In the entries below, find the lines that contain the word "Recherche" and copy them.

[Web page and app entries]
◆ ◆ ◆ ◆ ◆ ◆ ◆
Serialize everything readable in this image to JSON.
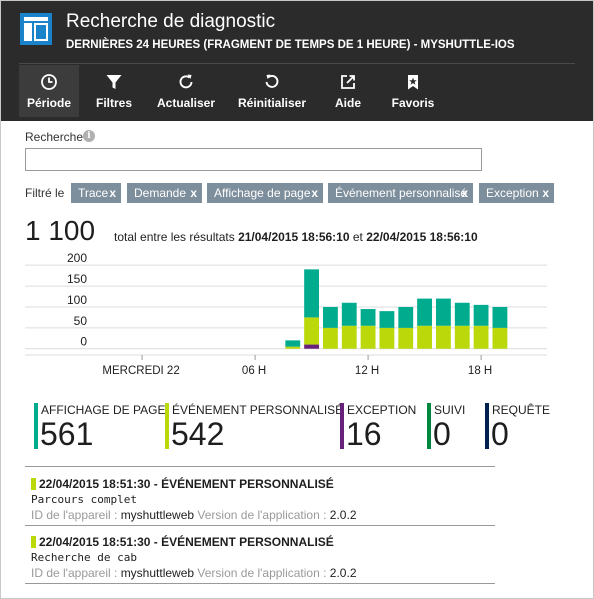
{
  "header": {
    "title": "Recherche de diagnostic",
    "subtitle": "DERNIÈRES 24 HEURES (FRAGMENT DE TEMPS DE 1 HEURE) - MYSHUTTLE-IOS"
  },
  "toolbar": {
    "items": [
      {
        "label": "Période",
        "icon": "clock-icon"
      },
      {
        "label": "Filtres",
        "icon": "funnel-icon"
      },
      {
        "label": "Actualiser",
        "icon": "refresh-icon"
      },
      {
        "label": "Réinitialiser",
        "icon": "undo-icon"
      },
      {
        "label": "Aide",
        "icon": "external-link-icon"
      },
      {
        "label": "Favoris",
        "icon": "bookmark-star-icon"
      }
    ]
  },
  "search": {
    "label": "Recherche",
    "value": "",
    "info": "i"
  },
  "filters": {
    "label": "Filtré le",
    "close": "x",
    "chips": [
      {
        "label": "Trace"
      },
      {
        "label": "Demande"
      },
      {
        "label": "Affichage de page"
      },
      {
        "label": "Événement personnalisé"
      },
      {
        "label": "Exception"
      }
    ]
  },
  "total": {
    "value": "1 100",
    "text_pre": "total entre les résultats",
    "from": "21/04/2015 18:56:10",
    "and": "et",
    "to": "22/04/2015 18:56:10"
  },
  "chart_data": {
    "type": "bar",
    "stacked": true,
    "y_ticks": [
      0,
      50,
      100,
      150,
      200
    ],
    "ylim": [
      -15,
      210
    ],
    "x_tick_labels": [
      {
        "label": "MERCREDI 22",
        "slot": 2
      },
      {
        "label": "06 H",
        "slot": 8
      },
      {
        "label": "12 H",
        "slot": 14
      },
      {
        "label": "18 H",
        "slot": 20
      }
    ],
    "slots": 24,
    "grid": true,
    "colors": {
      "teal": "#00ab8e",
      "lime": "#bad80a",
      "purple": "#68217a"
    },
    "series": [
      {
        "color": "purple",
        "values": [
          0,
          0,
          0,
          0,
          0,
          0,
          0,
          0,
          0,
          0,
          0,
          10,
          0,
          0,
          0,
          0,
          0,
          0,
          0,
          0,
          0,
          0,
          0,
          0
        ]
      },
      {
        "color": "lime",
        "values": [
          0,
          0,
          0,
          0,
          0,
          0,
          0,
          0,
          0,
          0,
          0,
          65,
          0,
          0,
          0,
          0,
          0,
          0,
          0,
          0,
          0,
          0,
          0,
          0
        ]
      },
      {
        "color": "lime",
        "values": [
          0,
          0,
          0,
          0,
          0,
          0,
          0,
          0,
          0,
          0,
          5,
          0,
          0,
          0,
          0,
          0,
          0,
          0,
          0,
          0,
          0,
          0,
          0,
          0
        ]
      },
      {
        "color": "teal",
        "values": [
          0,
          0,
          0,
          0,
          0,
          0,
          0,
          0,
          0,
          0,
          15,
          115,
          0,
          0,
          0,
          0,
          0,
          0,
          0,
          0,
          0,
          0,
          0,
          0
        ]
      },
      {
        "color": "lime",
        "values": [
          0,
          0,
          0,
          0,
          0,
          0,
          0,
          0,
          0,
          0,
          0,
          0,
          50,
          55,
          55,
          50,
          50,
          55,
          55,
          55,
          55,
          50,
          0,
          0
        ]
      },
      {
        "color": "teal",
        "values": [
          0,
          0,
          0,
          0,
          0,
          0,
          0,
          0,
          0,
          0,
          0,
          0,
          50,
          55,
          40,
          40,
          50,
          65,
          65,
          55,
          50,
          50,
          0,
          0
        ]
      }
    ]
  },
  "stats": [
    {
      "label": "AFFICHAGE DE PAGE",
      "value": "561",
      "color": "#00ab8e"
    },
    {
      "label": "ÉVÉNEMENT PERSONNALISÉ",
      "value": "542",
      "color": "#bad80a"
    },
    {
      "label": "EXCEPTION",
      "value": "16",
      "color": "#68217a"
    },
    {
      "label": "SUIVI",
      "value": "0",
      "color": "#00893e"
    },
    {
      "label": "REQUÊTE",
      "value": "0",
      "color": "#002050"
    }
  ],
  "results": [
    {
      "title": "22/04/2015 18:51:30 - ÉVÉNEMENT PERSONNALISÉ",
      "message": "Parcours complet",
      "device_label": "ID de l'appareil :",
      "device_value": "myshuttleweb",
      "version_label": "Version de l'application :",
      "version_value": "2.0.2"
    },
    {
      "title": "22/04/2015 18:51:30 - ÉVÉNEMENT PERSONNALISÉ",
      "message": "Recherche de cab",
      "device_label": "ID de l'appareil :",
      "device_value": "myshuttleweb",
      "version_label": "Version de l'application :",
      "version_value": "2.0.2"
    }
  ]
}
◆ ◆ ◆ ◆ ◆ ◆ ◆
■ **Response area**:
    "title": "Recherche de diagnostic",
    "label": "Recherche",
      "message": "Recherche de cab",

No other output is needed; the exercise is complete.